- _Exercise brief_: Write out all the records exactly, and keep any images out.

- _Source material_:

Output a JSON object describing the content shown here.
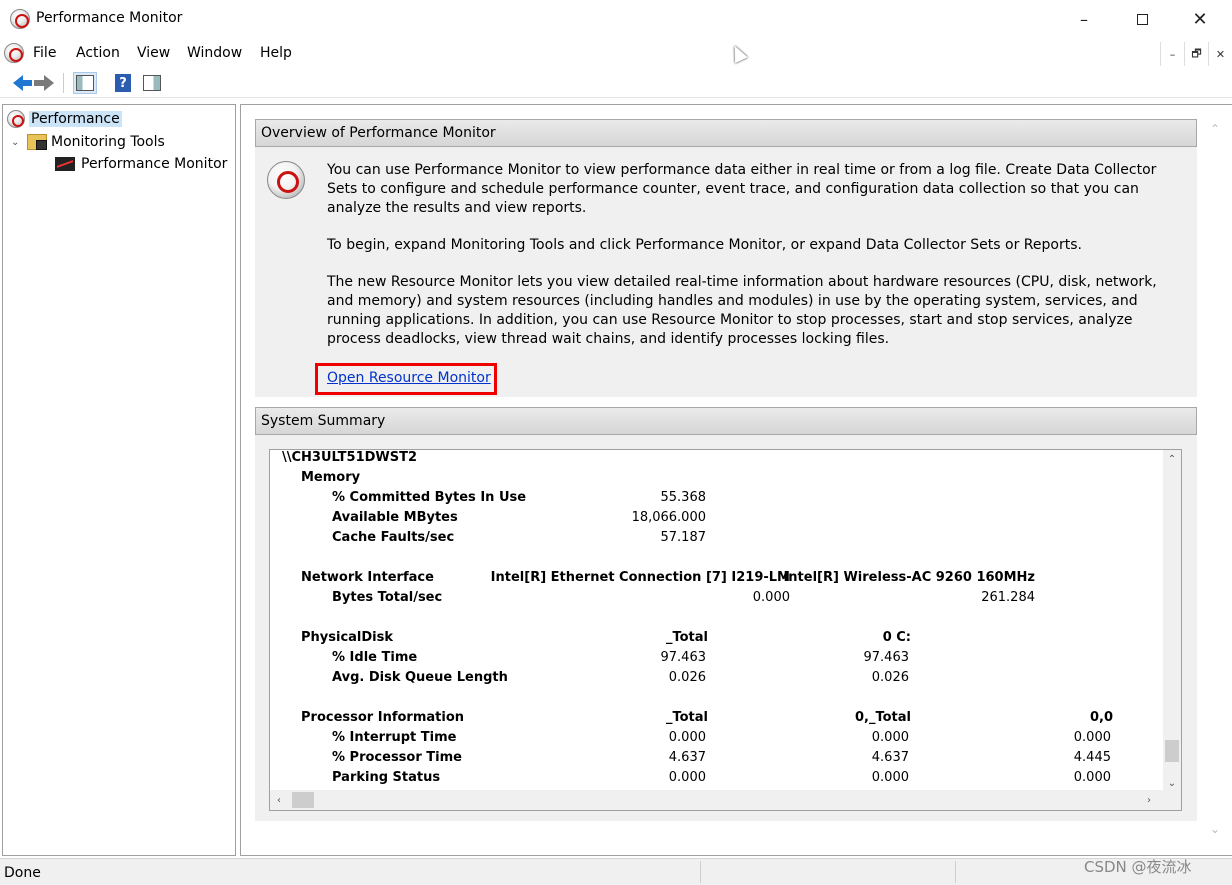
{
  "window": {
    "title": "Performance Monitor",
    "min_glyph": "–",
    "close_glyph": "✕"
  },
  "menu": {
    "items": [
      "File",
      "Action",
      "View",
      "Window",
      "Help"
    ]
  },
  "mdi_buttons": [
    "–",
    "🗗",
    "✕"
  ],
  "toolbar": {
    "help_glyph": "?"
  },
  "tree": {
    "root": "Performance",
    "expander": "⌄",
    "monitoring_tools": "Monitoring Tools",
    "performance_monitor": "Performance Monitor"
  },
  "overview": {
    "header": "Overview of Performance Monitor",
    "para1": "You can use Performance Monitor to view performance data either in real time or from a log file. Create Data Collector Sets to configure and schedule performance counter, event trace, and configuration data collection so that you can analyze the results and view reports.",
    "para2": "To begin, expand Monitoring Tools and click Performance Monitor, or expand Data Collector Sets or Reports.",
    "para3": "The new Resource Monitor lets you view detailed real-time information about hardware resources (CPU, disk, network, and memory) and system resources (including handles and modules) in use by the operating system, services, and running applications. In addition, you can use Resource Monitor to stop processes, start and stop services, analyze process deadlocks, view thread wait chains, and identify processes locking files.",
    "link": "Open Resource Monitor"
  },
  "summary": {
    "header": "System Summary",
    "machine": "\\\\CH3ULT51DWST2",
    "memory": {
      "label": "Memory",
      "committed_label": "% Committed Bytes In Use",
      "committed": "55.368",
      "available_label": "Available MBytes",
      "available": "18,066.000",
      "cache_label": "Cache Faults/sec",
      "cache": "57.187"
    },
    "network": {
      "label": "Network Interface",
      "adapter1": "Intel[R] Ethernet Connection [7] I219-LM",
      "adapter2": "Intel[R] Wireless-AC 9260 160MHz",
      "bytes_label": "Bytes Total/sec",
      "bytes1": "0.000",
      "bytes2": "261.284"
    },
    "disk": {
      "label": "PhysicalDisk",
      "col1": "_Total",
      "col2": "0 C:",
      "idle_label": "% Idle Time",
      "idle1": "97.463",
      "idle2": "97.463",
      "queue_label": "Avg. Disk Queue Length",
      "queue1": "0.026",
      "queue2": "0.026"
    },
    "processor": {
      "label": "Processor Information",
      "col1": "_Total",
      "col2": "0,_Total",
      "col3": "0,0",
      "interrupt_label": "% Interrupt Time",
      "interrupt1": "0.000",
      "interrupt2": "0.000",
      "interrupt3": "0.000",
      "proc_label": "% Processor Time",
      "proc1": "4.637",
      "proc2": "4.637",
      "proc3": "4.445",
      "parking_label": "Parking Status",
      "parking1": "0.000",
      "parking2": "0.000",
      "parking3": "0.000"
    }
  },
  "scroll_glyphs": {
    "up": "⌃",
    "down": "⌄",
    "left": "‹",
    "right": "›"
  },
  "status": {
    "text": "Done"
  },
  "watermark": "CSDN @夜流冰"
}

- _Result below_:
Output a JSON object describing the content shown here.
{
  "window": {
    "title": "Performance Monitor",
    "min_glyph": "–",
    "close_glyph": "✕"
  },
  "menu": {
    "items": [
      "File",
      "Action",
      "View",
      "Window",
      "Help"
    ]
  },
  "mdi_buttons": [
    "–",
    "🗗",
    "✕"
  ],
  "toolbar": {
    "help_glyph": "?"
  },
  "tree": {
    "root": "Performance",
    "expander": "⌄",
    "monitoring_tools": "Monitoring Tools",
    "performance_monitor": "Performance Monitor"
  },
  "overview": {
    "header": "Overview of Performance Monitor",
    "para1": "You can use Performance Monitor to view performance data either in real time or from a log file. Create Data Collector Sets to configure and schedule performance counter, event trace, and configuration data collection so that you can analyze the results and view reports.",
    "para2": "To begin, expand Monitoring Tools and click Performance Monitor, or expand Data Collector Sets or Reports.",
    "para3": "The new Resource Monitor lets you view detailed real-time information about hardware resources (CPU, disk, network, and memory) and system resources (including handles and modules) in use by the operating system, services, and running applications. In addition, you can use Resource Monitor to stop processes, start and stop services, analyze process deadlocks, view thread wait chains, and identify processes locking files.",
    "link": "Open Resource Monitor"
  },
  "summary": {
    "header": "System Summary",
    "machine": "\\\\CH3ULT51DWST2",
    "memory": {
      "label": "Memory",
      "committed_label": "% Committed Bytes In Use",
      "committed": "55.368",
      "available_label": "Available MBytes",
      "available": "18,066.000",
      "cache_label": "Cache Faults/sec",
      "cache": "57.187"
    },
    "network": {
      "label": "Network Interface",
      "adapter1": "Intel[R] Ethernet Connection [7] I219-LM",
      "adapter2": "Intel[R] Wireless-AC 9260 160MHz",
      "bytes_label": "Bytes Total/sec",
      "bytes1": "0.000",
      "bytes2": "261.284"
    },
    "disk": {
      "label": "PhysicalDisk",
      "col1": "_Total",
      "col2": "0 C:",
      "idle_label": "% Idle Time",
      "idle1": "97.463",
      "idle2": "97.463",
      "queue_label": "Avg. Disk Queue Length",
      "queue1": "0.026",
      "queue2": "0.026"
    },
    "processor": {
      "label": "Processor Information",
      "col1": "_Total",
      "col2": "0,_Total",
      "col3": "0,0",
      "interrupt_label": "% Interrupt Time",
      "interrupt1": "0.000",
      "interrupt2": "0.000",
      "interrupt3": "0.000",
      "proc_label": "% Processor Time",
      "proc1": "4.637",
      "proc2": "4.637",
      "proc3": "4.445",
      "parking_label": "Parking Status",
      "parking1": "0.000",
      "parking2": "0.000",
      "parking3": "0.000"
    }
  },
  "scroll_glyphs": {
    "up": "⌃",
    "down": "⌄",
    "left": "‹",
    "right": "›"
  },
  "status": {
    "text": "Done"
  },
  "watermark": "CSDN @夜流冰"
}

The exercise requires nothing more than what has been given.